Journalists Lau Hon Meng from Singapore and Mok Choy Lin from Malaysia and their Burmese fixer Aung Naing Soe, have been held in jail since 27 October 2017 in the capital Naypyitaw, along with their driver Hla Tin. They were found to be in violation of the 1934 Aircraft Law.
The incident further demonstrates the deteriorating state of free expression and press freedom in the country.
The Southeast Asian Press Alliance (SEAPA) condemns the sentencing as “disproportionately harsh” and “arbitrary,” noting the unprecedented use of archaic laws to justify the detention and prosecution of the journalists.
The arrests were made as the group were preparing to fly the camera drone. The four had been held under remand for their acts.
“The sentencing of the four is disproportionately harsh, especially as the charges were not made clear at the time of their arrest,” says SEAPA executive director Edgardo Legaspi noting that there were no notices prohibiting the use of drones in place around the area.
Even if such prohibitions existed, the logical action would have been just to stop the group from flying their drone or even confiscating it, if warranted. But there is no reason to detain them, Legaspi emphasized.
SEAPA noted that the TRT World, the Turkish national broadcaster that employed the arrested journalists, said in a statement that the government was informed about the assignment, including filming plans using a drone. Both Lau Hon Meng and Mok Choy Lin had valid journalist visas granted on 21 October 2017.
After the arrest police also conducted a search of the home of Aung Naing Soe, who also works as a local journalist, confiscating his computer and memory sticks.
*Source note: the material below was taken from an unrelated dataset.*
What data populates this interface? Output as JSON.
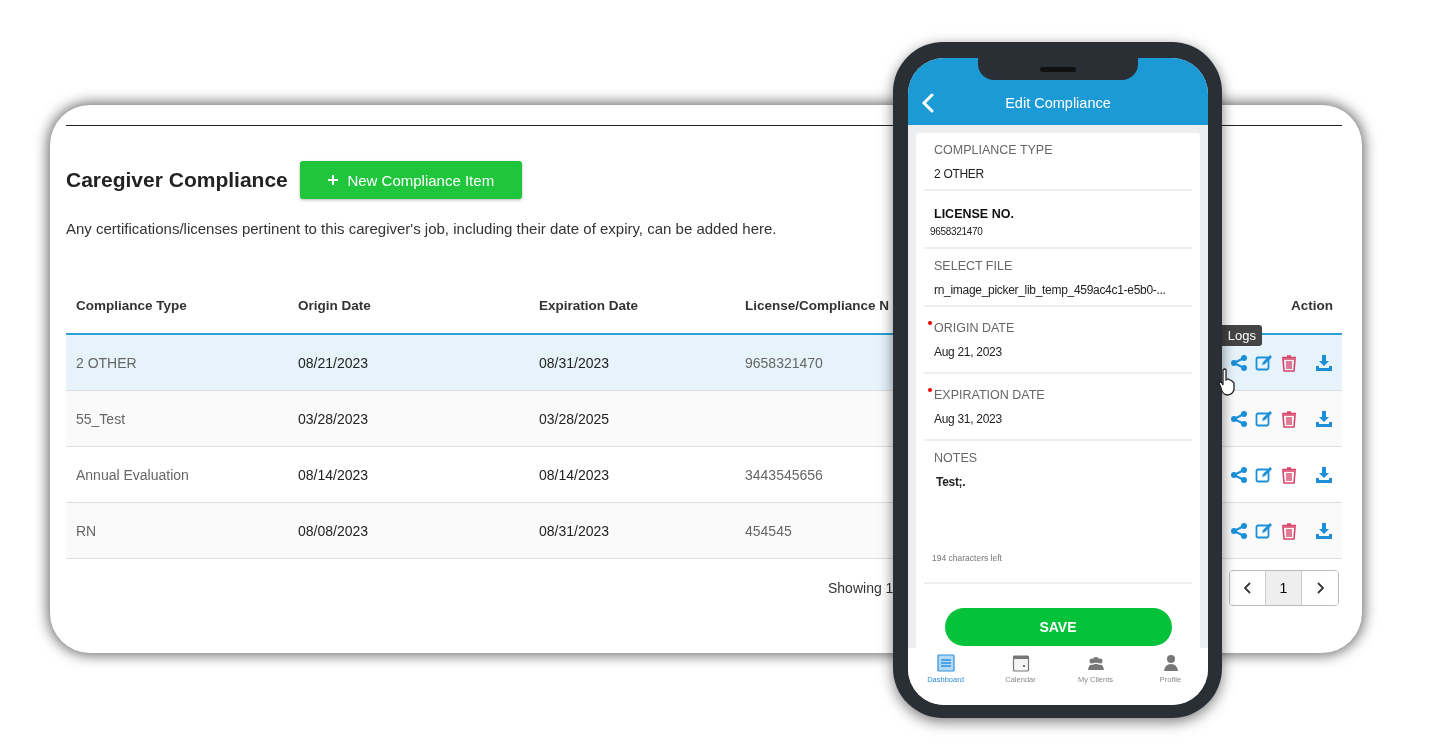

A trial on 16 November 2017 would determine if the group would also be held liable under the Section 8 of the Import Export law for “illegally” bringing in the drone.
“It is puzzling why Myanmar authorities had to use these two laws against the journalists to justify their arbitrary arrest,” said Legaspi.
The charges puts in place new restrictions for journalists working on assignment in Myanmar, as drones are now widely used in reporting, SEAPA said.